  • Norton Rose, Eversheds land BMW’s Rover sale

    It may not have the highest headline value for a deal this year, but the sale of Rover car group to the UK's Phoenix consortium for a symbolic £10 by BMW has certainly generated a great deal of publicity. The transaction was notable both for the enormous public and political pressure on participants to close a deal that would save thousands of jobs in the UK and the complexity of putting together a package that could work.

  • EBRD hints at return of confidence with Russian loan

    The European Bank for Reconstruction and Development (EBRD) has signaled that a degree of confidence in Russian industry may be returning by signing its largest loan to a Russian company since 1993. If the signals are correct, law firms will want to be well placed to take advantage of the returning work.

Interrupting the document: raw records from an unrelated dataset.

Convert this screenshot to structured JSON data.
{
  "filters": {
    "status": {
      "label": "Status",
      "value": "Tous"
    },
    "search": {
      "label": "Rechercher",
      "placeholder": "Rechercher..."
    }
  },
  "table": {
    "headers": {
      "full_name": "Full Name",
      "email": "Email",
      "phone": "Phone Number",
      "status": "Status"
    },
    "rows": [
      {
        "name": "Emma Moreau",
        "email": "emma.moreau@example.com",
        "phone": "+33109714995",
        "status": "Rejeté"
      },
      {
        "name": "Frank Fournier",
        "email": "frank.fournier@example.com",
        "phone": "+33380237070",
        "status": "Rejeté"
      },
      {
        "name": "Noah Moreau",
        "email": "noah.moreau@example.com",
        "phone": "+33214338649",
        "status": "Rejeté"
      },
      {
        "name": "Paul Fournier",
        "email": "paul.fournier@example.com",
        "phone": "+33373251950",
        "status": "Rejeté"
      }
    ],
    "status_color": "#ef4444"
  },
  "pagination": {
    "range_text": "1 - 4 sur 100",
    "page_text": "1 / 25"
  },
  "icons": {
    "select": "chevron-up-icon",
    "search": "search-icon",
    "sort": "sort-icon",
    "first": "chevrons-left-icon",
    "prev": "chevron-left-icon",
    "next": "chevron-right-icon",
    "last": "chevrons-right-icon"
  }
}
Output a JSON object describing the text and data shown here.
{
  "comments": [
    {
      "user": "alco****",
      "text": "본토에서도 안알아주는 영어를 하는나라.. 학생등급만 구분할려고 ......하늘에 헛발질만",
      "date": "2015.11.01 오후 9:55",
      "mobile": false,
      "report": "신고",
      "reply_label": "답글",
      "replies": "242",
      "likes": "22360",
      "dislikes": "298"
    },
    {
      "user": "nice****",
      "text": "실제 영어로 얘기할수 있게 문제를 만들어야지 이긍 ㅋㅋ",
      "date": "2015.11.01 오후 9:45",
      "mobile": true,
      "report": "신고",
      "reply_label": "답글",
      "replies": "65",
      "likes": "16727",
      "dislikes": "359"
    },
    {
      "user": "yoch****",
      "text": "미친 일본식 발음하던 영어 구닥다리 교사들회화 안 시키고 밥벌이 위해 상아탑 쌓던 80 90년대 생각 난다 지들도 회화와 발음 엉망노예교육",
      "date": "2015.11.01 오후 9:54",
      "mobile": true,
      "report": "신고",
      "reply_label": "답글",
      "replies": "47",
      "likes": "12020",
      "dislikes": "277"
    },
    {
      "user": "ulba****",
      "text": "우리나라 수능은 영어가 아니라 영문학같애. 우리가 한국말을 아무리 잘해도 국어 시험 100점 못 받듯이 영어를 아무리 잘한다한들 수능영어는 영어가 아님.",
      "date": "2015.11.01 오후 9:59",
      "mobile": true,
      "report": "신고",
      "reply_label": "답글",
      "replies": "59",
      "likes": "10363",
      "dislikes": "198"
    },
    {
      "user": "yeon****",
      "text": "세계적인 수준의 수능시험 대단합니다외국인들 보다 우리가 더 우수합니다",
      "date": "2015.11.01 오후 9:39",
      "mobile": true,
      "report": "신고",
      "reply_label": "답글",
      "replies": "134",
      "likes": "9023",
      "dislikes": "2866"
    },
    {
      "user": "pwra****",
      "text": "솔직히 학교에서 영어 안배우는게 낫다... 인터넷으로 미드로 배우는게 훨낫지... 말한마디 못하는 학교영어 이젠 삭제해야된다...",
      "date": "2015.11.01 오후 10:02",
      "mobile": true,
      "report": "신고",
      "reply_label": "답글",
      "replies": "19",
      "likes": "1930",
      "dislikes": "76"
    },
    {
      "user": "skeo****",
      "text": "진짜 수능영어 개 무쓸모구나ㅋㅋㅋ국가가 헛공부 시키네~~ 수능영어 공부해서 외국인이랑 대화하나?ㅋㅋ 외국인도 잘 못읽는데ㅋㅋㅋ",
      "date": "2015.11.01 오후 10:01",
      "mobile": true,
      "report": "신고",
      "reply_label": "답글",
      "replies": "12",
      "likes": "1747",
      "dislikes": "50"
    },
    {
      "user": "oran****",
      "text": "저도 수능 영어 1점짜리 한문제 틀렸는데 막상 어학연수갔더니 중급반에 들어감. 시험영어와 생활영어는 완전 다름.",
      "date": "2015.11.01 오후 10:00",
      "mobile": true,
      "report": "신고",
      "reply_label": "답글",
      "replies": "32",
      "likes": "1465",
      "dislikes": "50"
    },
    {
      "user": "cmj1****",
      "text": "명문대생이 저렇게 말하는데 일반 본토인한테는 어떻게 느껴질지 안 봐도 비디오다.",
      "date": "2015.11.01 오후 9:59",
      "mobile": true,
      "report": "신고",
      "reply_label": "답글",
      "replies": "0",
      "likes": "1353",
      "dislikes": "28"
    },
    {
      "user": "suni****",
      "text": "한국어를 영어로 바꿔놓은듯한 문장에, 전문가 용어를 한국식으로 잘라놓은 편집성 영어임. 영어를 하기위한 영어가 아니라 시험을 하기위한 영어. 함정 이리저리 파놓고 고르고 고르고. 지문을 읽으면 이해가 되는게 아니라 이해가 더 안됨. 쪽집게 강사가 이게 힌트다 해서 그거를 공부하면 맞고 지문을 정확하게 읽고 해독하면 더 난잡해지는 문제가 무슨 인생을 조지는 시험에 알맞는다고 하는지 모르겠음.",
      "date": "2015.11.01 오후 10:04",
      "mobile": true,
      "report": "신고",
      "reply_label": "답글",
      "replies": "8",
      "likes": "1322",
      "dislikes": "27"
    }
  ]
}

For this transaction, White & Case and Allen & Overy have secured the mandates.

  • Advisers on Atlantic Telecom bid for First Telecom

    UK firm Ashurst Morris Crisp is acting as lead counsel to Atlantic Telecom on its proposed acquisition of First Telecom Group. The deal values the target company at £520 million ($775 million) and will be paid in new Atlantic ordinary shares.

  • Wragges advises on Preussag’s £1.8 billion bid for Thomsom

    A number of UK firms have gained the mandate to work on German travel company Preussag's recommended bid for Thomson Travel Group. The bid values Thomson at £1.8 billion ($2.7 billion) and was announced in mid-May.

  • Cutting Edge - In brief

International briefings